Tony Abbott, Prime Minister of Australia, addresses the 69th United Nations General Assembly at the U.N. headquarters in New York September 25, 2014. REUTERS/Lucas Jackson

SYDNEY (Reuters) - Australian aircraft will join the U.S.-led coalition in air strikes against Islamic State insurgents in Iraq in an initial support role, Prime Minister Tony Abbott said on Wednesday, ahead of a final decision to undertake bombing missions.

The United States has been bombing Islamic State and other groups in Syria for a week with the help of Arab allies, and hitting targets in neighbouring Iraq since August.

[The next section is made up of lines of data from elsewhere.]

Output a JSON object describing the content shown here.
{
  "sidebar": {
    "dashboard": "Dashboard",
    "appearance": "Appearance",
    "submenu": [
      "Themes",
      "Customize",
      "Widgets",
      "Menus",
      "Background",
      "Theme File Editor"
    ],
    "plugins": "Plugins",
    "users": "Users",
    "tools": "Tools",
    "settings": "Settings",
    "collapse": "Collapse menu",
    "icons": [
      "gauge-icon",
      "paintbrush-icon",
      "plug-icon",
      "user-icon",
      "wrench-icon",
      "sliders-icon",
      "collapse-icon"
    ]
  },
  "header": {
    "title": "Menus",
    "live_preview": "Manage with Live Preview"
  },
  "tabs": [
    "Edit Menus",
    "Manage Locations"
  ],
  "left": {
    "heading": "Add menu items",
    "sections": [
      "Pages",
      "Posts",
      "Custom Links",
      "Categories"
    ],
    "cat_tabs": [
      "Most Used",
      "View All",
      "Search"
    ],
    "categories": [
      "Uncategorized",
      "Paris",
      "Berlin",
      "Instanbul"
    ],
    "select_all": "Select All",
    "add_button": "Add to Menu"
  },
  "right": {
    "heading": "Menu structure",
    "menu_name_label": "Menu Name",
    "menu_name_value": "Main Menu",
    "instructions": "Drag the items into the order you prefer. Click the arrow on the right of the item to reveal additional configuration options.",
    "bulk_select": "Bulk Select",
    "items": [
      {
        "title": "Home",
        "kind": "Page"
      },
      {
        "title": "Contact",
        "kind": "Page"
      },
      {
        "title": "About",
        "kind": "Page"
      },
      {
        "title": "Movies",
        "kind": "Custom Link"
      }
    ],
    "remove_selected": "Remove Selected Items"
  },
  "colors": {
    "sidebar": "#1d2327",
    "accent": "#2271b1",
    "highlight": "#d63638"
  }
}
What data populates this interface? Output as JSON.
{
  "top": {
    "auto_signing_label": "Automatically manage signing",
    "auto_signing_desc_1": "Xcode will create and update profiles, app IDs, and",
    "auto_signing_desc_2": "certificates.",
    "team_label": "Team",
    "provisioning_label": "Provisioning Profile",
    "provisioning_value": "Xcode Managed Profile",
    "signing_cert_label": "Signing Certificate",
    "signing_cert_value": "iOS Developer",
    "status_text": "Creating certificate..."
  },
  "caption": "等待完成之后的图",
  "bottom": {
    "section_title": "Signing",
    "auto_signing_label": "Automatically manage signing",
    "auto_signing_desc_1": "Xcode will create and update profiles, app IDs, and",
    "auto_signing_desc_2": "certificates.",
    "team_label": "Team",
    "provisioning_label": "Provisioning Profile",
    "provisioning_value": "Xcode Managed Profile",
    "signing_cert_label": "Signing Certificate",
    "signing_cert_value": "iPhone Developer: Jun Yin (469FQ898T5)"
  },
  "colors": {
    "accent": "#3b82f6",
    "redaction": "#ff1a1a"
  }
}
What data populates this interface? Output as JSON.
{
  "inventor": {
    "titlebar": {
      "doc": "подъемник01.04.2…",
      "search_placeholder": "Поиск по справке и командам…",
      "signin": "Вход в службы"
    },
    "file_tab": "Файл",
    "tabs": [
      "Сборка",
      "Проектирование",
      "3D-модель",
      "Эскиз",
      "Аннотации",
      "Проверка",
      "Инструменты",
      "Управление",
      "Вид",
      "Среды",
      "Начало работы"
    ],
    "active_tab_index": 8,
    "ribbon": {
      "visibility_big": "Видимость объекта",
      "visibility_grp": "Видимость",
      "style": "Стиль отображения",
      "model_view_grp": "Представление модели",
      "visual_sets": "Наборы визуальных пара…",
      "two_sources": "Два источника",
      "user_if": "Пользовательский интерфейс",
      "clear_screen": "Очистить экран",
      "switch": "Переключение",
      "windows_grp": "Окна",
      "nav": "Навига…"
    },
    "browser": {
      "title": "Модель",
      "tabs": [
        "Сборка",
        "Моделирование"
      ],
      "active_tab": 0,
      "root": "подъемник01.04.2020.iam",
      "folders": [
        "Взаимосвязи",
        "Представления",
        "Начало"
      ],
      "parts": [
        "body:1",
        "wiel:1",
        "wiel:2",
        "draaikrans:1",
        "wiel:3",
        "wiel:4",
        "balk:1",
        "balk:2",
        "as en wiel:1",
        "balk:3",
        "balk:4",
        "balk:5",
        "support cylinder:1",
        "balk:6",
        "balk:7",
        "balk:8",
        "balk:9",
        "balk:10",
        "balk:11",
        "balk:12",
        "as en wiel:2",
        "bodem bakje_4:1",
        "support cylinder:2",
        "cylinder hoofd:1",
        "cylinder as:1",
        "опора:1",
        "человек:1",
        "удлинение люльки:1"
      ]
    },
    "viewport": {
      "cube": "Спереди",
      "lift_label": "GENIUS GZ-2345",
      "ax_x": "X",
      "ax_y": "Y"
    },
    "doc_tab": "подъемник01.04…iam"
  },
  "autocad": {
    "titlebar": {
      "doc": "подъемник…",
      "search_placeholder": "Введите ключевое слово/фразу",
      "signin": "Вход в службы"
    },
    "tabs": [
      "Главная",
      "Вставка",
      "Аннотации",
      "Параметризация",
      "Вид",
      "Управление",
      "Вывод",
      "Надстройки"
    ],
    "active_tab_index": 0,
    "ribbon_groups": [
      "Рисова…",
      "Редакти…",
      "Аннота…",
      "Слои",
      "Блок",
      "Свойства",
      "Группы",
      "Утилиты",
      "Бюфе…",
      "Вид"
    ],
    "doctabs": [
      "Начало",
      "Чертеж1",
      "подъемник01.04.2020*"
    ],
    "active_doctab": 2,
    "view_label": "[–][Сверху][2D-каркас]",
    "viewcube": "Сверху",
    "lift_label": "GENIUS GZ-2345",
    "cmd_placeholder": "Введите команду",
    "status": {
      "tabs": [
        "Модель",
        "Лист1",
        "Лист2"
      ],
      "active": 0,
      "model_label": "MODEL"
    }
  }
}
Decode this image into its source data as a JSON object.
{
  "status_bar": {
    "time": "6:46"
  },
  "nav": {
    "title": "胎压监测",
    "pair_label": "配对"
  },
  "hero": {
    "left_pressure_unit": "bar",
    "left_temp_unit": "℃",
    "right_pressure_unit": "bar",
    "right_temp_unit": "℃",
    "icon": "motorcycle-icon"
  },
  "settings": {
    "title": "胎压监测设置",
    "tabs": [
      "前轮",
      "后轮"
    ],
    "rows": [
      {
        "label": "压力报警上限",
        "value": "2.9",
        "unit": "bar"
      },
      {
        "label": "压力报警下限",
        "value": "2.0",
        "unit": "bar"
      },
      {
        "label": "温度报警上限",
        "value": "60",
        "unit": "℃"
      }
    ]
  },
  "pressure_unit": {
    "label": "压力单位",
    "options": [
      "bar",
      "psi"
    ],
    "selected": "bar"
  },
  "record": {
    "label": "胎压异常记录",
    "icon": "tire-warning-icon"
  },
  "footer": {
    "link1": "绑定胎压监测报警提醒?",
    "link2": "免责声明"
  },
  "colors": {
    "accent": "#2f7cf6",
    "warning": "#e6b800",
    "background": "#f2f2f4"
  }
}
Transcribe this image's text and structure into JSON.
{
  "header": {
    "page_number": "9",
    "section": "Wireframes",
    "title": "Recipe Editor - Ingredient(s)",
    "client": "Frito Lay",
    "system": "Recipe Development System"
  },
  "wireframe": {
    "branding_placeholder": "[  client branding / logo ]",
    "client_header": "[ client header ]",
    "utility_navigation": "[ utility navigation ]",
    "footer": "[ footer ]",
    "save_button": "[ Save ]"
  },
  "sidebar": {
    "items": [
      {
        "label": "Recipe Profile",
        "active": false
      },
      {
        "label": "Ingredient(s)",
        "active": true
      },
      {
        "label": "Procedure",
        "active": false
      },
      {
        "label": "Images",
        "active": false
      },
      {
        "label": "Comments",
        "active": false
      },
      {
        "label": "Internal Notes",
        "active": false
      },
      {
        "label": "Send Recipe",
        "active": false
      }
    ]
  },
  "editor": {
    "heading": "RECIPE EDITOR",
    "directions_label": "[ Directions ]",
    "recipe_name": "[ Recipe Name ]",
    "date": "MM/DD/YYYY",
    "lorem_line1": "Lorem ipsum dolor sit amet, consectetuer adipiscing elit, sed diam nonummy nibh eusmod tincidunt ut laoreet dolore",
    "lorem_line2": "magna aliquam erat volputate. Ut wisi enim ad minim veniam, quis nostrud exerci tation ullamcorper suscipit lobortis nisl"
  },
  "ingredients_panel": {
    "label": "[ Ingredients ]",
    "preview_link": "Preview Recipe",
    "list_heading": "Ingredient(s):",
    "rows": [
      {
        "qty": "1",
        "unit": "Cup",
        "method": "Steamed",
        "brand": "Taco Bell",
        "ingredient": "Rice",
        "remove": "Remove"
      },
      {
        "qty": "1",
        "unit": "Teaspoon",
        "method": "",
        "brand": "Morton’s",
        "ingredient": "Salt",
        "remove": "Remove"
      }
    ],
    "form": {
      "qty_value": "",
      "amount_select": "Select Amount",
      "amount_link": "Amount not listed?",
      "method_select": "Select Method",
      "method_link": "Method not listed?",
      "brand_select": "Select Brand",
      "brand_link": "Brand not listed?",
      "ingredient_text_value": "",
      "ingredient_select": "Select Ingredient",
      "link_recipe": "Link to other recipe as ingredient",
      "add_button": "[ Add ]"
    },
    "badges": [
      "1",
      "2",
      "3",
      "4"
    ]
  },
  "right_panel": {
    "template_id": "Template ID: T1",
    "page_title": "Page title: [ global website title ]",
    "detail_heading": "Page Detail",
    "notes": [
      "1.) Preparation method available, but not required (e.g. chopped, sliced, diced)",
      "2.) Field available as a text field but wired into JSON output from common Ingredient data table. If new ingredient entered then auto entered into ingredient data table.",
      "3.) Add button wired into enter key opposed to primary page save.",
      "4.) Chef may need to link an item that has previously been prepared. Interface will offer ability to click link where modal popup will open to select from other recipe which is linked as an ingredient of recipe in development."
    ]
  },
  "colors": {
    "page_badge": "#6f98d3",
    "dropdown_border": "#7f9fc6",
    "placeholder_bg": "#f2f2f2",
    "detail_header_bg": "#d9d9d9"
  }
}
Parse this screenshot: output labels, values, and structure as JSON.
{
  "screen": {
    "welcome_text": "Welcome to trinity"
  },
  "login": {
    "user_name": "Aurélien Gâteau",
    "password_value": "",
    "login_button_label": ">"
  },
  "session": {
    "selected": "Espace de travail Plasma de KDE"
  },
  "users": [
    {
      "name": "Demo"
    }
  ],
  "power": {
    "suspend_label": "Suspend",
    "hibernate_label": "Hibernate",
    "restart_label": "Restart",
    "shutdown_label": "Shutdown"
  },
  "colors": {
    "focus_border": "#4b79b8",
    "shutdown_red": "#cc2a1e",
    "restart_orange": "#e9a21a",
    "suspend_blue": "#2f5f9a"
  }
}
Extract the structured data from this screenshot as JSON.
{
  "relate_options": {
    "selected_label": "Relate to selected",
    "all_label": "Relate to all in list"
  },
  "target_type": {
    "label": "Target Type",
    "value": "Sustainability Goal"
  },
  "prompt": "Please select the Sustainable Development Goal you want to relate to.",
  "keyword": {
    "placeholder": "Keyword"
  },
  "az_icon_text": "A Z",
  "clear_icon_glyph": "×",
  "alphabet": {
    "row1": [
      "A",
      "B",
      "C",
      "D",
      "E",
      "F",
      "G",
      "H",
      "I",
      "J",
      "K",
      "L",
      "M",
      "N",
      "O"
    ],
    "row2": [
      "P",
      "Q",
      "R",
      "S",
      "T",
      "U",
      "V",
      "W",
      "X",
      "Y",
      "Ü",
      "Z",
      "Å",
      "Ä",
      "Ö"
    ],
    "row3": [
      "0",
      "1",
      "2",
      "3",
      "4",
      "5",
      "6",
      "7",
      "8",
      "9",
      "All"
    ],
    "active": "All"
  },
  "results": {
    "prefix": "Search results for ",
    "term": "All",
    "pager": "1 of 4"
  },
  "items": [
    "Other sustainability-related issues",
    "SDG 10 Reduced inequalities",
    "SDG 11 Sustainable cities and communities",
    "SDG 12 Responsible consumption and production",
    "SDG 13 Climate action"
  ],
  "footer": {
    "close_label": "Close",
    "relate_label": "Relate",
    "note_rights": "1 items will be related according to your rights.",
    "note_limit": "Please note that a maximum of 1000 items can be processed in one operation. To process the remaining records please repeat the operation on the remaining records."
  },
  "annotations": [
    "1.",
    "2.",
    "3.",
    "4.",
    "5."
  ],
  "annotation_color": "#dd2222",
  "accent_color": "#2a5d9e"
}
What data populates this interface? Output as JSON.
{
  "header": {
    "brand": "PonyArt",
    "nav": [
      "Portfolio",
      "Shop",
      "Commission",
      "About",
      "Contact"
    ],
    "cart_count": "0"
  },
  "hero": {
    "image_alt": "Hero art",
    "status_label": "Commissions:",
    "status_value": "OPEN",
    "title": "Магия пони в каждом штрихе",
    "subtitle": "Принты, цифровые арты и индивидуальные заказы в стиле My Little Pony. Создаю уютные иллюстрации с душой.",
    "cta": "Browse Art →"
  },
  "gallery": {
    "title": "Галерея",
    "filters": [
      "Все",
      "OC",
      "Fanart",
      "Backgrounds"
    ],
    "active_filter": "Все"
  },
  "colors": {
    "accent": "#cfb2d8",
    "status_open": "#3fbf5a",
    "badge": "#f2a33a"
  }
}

European countries have joined the campaign in Iraq but not in Syria.

Last month, Abbott sent 10 aircraft and some 600 personnel to the United Arab Emirates in preparation for joining the coalition and has since said Australian involvement in air strikes was likely to combat the “murderous death cult”.

“We have not yet made a final decision to commit our forces to combat but Australian aircraft from today will start flying over Iraq in support of allied operations,” Abbott told parliament. “Australian air strikes await final clearances from the Iraqi Government and a further decision by our own.”

Australia is on high alert for attacks by radicalised Muslims or by home-grown militants returning from fighting in the Middle East, having raised its threat level to high and undertaken a series of high-profile raids in major cities.

Officials believe up to 160 Australians have either been involved in fighting in the Middle East or actively supporting it. At least 20 are believed to have returned to Australia and pose a security risk.

One man was charged on Tuesday with funding a terrorist organisation, while another was arrested last month after police said they thwarted a plot to behead a random member of the public.

The Australian contingent in the UAE is made up of eight Super Hornet fighter jets, an early warning and control aircraft, an aerial refuelling aircraft, along with 400 air force personnel and 200 special force soldiers.

Reporting by Lincoln Feast; editing by Nick Macfie